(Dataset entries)

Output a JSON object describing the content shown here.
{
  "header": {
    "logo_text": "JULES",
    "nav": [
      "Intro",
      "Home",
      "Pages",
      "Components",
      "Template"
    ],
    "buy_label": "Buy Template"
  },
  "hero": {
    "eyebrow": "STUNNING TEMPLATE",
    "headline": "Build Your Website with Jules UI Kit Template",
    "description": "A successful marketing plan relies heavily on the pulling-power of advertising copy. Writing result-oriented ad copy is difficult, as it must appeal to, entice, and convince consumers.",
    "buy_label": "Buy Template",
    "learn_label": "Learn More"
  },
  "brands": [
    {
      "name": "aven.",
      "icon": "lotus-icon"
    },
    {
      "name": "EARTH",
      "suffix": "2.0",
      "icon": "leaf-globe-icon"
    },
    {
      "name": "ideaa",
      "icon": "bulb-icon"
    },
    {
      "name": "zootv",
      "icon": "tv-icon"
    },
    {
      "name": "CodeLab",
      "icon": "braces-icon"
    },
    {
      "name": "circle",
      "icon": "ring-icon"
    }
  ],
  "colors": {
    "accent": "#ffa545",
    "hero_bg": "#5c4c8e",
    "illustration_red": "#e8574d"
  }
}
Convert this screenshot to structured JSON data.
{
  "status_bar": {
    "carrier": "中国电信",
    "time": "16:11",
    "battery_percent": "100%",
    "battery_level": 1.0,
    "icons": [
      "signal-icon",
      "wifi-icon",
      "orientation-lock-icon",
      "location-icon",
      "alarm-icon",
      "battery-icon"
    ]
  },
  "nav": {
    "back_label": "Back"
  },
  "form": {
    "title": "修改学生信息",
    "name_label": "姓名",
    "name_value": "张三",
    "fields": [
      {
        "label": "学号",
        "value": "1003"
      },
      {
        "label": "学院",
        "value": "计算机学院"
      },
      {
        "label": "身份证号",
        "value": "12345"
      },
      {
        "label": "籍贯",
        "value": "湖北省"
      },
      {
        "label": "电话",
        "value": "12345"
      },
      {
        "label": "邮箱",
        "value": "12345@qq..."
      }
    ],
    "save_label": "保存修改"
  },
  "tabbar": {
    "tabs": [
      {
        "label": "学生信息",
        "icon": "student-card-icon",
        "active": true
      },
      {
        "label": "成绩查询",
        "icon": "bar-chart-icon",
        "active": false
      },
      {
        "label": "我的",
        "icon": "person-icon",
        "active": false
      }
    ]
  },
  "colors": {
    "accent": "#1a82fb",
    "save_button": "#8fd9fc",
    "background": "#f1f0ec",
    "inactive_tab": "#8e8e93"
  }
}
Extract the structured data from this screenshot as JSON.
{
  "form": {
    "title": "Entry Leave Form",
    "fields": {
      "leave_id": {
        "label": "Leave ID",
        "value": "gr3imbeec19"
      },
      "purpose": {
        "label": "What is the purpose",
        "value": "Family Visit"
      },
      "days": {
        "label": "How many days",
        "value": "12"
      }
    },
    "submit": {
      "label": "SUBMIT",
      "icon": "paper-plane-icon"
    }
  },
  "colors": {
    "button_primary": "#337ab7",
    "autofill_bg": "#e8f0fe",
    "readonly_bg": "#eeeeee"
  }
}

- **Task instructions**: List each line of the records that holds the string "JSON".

- **Response to the exercise**:
Output a JSON object describing the content shown here.
Convert this screenshot to structured JSON data.
Extract the structured data from this screenshot as JSON.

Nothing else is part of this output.